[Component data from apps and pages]
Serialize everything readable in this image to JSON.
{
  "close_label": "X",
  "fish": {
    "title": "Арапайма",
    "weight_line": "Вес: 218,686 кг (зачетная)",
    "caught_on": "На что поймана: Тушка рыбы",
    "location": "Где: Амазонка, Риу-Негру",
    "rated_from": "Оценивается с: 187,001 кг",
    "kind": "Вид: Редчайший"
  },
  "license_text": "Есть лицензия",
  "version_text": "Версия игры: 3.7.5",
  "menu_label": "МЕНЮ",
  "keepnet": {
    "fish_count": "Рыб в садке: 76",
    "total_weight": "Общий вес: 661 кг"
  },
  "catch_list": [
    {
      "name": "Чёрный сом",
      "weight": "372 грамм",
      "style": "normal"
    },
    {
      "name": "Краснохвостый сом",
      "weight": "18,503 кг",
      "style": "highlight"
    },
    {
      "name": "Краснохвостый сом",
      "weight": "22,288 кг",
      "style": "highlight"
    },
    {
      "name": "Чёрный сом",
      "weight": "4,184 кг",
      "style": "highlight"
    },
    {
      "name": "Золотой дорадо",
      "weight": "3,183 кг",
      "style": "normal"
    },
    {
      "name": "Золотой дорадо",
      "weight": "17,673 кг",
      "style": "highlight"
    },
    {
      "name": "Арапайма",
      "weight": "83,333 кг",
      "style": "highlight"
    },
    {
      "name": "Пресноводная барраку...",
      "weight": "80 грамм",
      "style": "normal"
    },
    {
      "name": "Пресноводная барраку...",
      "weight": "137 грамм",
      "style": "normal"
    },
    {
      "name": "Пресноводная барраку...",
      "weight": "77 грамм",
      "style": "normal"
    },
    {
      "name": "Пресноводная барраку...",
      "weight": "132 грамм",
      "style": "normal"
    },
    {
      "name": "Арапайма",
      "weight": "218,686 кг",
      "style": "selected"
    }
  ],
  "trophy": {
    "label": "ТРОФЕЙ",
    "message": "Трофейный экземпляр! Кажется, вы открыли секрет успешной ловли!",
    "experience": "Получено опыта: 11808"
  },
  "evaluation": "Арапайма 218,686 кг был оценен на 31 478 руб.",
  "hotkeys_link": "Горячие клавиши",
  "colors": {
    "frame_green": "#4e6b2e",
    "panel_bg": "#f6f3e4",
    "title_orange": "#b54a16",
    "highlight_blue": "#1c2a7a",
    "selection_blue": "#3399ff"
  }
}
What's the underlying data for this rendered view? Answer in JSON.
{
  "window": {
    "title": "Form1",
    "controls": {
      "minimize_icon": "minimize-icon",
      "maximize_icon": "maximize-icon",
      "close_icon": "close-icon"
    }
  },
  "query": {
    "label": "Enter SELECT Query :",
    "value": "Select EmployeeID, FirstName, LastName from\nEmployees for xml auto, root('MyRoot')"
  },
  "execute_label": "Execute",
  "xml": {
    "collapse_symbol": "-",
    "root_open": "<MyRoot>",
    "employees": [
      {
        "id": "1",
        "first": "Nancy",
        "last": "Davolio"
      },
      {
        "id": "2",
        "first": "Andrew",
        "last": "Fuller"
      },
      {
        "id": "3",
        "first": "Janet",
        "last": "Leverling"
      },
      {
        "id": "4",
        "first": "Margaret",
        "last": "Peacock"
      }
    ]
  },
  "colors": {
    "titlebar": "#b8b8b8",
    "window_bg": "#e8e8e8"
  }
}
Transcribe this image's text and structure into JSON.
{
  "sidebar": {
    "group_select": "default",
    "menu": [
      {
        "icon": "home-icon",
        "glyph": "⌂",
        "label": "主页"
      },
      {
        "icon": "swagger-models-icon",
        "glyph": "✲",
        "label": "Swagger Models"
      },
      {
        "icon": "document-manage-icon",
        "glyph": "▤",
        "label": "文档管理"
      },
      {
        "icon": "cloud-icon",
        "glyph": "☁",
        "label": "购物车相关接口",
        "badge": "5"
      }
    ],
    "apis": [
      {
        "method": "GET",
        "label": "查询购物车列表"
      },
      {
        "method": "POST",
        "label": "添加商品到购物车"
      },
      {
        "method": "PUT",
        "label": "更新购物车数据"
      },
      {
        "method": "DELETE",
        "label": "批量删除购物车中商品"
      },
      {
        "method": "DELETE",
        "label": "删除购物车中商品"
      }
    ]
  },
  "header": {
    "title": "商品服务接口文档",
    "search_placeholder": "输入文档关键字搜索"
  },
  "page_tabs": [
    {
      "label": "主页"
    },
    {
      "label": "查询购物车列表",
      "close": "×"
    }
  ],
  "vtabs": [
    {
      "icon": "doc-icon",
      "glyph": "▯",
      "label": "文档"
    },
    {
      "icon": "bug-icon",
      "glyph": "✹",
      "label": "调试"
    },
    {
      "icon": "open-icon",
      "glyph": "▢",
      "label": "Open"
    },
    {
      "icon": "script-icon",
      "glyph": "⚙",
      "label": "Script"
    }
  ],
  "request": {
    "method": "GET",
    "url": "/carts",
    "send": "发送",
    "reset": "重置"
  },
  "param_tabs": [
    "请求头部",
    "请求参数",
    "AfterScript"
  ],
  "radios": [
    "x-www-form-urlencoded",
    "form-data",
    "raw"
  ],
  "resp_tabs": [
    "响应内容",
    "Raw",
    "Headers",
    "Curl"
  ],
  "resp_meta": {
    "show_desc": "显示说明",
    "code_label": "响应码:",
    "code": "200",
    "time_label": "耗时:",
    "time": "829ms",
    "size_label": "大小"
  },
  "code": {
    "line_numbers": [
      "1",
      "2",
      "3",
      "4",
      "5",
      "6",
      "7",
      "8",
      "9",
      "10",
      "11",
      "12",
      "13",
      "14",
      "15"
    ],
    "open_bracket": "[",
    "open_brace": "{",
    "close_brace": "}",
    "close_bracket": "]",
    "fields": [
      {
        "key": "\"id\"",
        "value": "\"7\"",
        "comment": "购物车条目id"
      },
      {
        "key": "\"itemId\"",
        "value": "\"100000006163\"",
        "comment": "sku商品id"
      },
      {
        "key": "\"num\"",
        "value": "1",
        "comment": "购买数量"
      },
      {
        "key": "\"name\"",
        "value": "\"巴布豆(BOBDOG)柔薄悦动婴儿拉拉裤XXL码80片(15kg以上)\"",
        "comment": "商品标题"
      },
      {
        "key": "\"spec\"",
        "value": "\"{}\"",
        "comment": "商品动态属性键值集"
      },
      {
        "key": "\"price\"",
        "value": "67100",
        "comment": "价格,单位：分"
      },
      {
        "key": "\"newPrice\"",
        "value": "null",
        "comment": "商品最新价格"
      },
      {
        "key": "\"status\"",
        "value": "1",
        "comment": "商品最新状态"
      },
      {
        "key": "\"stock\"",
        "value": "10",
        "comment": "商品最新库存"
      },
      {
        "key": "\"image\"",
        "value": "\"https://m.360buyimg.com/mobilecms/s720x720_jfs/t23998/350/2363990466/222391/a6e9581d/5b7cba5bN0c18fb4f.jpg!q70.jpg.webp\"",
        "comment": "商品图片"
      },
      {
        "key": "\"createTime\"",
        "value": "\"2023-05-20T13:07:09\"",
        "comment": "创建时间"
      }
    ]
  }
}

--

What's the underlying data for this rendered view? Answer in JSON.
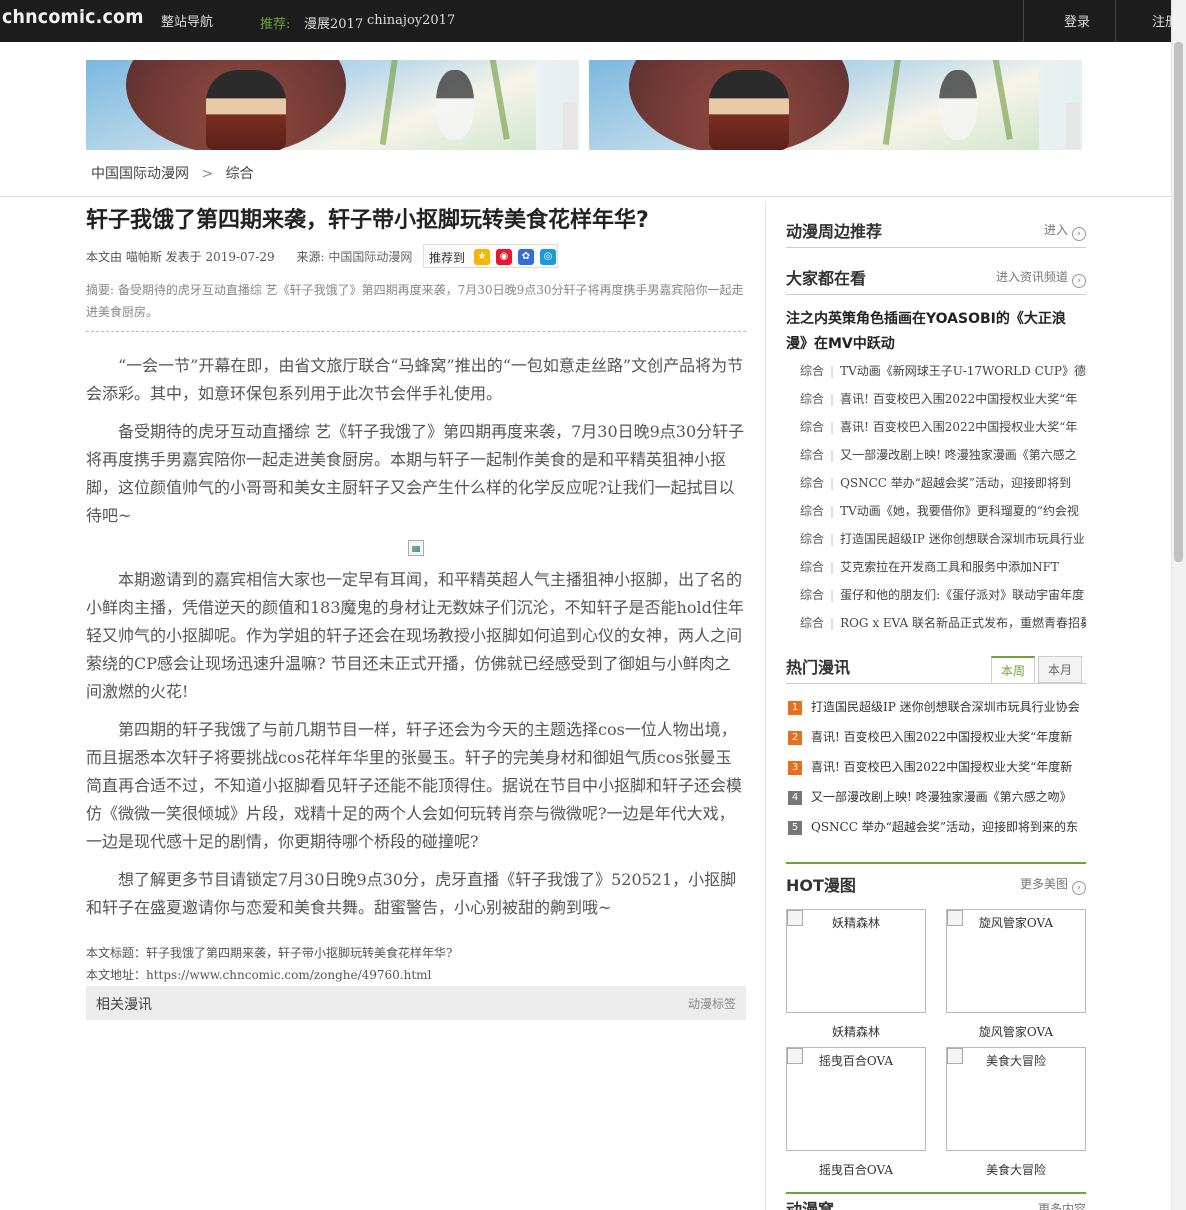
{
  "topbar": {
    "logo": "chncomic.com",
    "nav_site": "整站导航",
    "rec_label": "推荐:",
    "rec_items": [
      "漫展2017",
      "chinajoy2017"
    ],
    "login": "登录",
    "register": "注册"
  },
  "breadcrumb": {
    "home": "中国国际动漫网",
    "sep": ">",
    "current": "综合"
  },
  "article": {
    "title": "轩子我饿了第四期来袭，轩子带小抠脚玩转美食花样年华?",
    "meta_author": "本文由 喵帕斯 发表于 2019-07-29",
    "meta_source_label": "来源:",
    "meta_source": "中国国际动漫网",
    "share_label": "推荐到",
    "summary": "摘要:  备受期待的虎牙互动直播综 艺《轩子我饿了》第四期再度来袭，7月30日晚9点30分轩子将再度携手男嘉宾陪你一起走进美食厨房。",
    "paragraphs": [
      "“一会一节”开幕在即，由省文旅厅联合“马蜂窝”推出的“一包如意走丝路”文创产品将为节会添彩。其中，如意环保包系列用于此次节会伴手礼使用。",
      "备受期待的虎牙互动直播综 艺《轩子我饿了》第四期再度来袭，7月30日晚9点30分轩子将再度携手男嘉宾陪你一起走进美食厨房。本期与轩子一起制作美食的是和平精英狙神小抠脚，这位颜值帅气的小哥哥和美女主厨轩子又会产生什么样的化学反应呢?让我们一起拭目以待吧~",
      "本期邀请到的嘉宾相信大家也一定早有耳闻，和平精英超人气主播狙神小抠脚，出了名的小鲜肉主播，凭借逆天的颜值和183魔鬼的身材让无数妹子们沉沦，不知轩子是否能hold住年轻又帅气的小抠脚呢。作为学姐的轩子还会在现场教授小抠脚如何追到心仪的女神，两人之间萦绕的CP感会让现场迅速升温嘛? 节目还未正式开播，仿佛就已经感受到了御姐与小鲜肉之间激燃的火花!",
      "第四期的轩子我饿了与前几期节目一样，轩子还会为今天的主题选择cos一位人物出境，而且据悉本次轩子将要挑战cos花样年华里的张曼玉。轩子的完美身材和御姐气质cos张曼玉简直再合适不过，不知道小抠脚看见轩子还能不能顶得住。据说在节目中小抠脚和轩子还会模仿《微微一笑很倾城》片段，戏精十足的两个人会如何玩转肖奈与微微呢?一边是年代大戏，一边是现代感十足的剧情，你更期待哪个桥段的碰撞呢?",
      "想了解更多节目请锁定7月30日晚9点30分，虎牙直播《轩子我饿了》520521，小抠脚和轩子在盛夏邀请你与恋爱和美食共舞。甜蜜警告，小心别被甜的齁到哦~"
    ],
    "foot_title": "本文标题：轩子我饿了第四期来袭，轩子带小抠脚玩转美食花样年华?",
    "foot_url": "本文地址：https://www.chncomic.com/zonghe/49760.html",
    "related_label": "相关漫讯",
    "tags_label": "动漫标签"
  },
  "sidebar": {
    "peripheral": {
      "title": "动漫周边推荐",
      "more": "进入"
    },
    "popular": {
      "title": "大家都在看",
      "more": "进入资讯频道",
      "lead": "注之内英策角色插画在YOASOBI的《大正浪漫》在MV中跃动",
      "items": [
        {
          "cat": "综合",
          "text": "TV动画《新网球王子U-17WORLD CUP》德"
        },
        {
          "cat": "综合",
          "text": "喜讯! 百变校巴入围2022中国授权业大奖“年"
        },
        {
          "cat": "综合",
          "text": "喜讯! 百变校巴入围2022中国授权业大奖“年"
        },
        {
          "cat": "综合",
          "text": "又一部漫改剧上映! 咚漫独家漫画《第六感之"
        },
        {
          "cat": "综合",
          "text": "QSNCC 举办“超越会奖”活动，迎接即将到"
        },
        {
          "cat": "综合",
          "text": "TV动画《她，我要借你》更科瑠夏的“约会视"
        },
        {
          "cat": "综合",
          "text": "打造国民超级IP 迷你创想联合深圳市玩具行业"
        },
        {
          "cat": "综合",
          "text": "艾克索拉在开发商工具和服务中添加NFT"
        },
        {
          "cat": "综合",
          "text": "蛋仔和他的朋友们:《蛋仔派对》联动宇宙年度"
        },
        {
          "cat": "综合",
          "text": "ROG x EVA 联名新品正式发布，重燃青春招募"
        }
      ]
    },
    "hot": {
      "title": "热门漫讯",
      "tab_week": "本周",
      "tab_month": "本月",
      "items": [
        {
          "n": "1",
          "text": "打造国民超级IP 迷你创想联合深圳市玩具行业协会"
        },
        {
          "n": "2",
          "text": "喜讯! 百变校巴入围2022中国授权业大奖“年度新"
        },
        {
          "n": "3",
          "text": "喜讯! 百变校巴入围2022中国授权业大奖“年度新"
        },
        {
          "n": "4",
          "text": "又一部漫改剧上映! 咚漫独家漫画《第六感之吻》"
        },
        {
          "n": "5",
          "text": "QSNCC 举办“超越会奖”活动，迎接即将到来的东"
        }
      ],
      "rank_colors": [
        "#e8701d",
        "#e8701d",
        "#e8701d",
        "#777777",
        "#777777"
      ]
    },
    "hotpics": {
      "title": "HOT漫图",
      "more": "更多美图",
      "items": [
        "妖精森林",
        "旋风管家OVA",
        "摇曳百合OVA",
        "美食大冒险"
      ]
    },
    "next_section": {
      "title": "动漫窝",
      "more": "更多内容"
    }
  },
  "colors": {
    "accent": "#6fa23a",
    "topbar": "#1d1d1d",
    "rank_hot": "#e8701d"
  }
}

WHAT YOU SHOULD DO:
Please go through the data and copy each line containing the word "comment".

TASK RESPONSE:
        "comment": "购物车条目id"
        "comment": "sku商品id"
        "comment": "购买数量"
        "comment": "商品标题"
        "comment": "商品动态属性键值集"
        "comment": "价格,单位：分"
        "comment": "商品最新价格"
        "comment": "商品最新状态"
        "comment": "商品最新库存"
        "comment": "商品图片"
        "comment": "创建时间"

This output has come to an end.